◆ TASK REQUIREMENTS:
Review the listing and copy each line that holds the word "this".

◆ WORKING DATA:
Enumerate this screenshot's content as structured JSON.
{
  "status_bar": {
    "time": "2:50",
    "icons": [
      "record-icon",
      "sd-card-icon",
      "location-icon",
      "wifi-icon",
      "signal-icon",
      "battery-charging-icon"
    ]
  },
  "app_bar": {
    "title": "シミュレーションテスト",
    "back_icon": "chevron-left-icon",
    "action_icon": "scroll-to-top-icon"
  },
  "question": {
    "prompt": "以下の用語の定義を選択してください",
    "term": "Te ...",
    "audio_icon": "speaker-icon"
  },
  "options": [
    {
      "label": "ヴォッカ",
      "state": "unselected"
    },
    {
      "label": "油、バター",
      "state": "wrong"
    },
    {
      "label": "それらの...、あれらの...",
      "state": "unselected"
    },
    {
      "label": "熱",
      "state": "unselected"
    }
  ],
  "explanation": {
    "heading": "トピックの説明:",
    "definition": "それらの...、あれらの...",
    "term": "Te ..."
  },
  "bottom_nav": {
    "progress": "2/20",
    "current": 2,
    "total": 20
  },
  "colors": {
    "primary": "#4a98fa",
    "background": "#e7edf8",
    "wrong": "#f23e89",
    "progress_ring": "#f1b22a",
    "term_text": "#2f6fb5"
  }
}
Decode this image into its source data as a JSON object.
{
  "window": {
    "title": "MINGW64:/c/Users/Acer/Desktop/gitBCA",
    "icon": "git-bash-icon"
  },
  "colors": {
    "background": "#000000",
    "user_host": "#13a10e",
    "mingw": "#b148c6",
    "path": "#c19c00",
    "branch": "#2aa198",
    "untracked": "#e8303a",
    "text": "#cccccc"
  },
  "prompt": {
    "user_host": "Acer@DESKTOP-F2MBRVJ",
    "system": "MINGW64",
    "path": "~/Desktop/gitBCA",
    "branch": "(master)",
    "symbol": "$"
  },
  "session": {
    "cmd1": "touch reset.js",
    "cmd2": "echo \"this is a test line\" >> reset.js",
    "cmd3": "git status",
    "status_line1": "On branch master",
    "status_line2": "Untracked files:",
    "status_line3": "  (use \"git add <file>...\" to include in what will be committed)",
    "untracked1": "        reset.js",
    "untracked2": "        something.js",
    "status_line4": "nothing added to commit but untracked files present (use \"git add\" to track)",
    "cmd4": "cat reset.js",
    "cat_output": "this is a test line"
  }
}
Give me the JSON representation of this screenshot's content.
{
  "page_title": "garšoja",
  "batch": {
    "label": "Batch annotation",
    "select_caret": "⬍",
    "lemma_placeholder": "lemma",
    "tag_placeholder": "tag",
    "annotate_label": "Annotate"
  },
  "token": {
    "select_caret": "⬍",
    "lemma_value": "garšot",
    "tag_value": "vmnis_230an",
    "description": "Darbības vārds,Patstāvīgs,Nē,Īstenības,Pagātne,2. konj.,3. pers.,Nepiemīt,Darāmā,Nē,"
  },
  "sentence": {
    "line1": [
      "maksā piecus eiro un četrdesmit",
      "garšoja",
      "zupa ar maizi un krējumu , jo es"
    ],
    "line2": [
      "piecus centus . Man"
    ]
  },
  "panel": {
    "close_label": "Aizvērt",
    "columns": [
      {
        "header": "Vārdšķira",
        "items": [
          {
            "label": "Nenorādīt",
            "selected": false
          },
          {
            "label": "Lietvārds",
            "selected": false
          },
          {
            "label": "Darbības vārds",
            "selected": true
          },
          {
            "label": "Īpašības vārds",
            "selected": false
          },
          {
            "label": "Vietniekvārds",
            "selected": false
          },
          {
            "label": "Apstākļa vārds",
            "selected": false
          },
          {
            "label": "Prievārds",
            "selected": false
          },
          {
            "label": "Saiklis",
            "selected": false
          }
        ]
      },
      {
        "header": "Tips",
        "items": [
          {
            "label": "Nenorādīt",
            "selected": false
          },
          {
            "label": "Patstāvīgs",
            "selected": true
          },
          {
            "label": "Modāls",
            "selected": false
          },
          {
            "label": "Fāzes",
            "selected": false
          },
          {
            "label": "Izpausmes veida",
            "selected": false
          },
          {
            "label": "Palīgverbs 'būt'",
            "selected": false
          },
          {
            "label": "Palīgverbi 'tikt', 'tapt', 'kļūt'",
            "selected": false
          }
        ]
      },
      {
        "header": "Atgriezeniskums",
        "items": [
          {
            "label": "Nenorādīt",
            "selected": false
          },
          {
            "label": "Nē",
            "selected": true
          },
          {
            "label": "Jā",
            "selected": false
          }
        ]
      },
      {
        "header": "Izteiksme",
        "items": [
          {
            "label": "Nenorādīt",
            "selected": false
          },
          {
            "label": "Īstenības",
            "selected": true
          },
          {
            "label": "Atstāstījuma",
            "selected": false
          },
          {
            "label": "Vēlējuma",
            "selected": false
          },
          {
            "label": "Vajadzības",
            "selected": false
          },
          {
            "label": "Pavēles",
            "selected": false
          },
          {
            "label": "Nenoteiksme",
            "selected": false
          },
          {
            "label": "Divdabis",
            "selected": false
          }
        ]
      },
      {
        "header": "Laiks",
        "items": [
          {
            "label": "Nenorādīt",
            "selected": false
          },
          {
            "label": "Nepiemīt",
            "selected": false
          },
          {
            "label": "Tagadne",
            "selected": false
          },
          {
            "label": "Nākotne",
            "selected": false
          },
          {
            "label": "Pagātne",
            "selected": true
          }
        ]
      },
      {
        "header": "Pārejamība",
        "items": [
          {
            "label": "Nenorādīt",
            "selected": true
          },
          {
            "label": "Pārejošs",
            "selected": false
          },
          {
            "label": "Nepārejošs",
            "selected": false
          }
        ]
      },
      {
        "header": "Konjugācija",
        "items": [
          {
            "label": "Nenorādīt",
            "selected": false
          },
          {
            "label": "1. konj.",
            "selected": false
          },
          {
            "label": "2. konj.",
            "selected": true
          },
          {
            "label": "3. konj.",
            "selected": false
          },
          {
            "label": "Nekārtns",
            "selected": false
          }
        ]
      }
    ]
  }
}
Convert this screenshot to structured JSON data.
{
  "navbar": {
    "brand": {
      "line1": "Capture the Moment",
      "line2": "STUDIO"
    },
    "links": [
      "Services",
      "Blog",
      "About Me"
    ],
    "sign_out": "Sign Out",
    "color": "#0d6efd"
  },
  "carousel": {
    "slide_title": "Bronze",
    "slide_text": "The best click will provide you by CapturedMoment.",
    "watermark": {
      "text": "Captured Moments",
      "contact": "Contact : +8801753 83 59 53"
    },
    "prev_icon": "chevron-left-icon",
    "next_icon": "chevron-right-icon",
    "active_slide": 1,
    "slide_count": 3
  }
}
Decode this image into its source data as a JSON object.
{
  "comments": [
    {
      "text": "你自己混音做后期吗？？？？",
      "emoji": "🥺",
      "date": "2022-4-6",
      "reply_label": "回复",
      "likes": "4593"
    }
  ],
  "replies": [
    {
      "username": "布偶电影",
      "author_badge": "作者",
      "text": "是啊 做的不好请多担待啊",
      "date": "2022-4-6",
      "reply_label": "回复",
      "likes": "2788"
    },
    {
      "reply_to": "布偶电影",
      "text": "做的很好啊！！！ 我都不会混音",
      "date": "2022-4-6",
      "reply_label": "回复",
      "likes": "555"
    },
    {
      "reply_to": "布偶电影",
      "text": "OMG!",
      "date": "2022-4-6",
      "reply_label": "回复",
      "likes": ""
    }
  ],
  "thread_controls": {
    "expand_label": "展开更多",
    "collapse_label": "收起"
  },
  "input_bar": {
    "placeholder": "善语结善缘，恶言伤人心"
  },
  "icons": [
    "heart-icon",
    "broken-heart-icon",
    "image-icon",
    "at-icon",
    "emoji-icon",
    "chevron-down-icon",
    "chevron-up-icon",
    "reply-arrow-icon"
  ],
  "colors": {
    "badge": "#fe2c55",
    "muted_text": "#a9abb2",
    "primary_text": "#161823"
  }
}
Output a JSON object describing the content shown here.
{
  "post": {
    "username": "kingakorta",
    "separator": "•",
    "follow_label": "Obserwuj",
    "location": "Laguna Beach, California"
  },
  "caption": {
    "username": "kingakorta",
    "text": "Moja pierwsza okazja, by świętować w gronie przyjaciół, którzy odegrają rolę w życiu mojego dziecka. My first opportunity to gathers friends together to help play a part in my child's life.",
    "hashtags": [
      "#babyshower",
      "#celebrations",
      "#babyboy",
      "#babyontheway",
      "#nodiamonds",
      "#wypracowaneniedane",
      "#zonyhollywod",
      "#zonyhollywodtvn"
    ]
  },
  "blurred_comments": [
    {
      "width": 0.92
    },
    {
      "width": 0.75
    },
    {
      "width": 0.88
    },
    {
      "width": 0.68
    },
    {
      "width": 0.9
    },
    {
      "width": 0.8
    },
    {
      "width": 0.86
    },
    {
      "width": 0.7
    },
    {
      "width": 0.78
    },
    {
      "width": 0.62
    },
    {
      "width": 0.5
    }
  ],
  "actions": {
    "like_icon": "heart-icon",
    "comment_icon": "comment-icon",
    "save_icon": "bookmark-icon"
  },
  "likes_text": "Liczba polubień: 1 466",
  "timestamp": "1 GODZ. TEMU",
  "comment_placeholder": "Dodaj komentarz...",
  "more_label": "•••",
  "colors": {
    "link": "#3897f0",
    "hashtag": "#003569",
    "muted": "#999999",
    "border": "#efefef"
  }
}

◆ EXERCISE SOLUTION:
Enumerate this screenshot's content as structured JSON.
Decode this image into its source data as a JSON object.
    "cmd2": "echo \"this is a test line\" >> reset.js",
    "cat_output": "this is a test line"
Give me the JSON representation of this screenshot's content.
Convert this screenshot to structured JSON data.
Decode this image into its source data as a JSON object.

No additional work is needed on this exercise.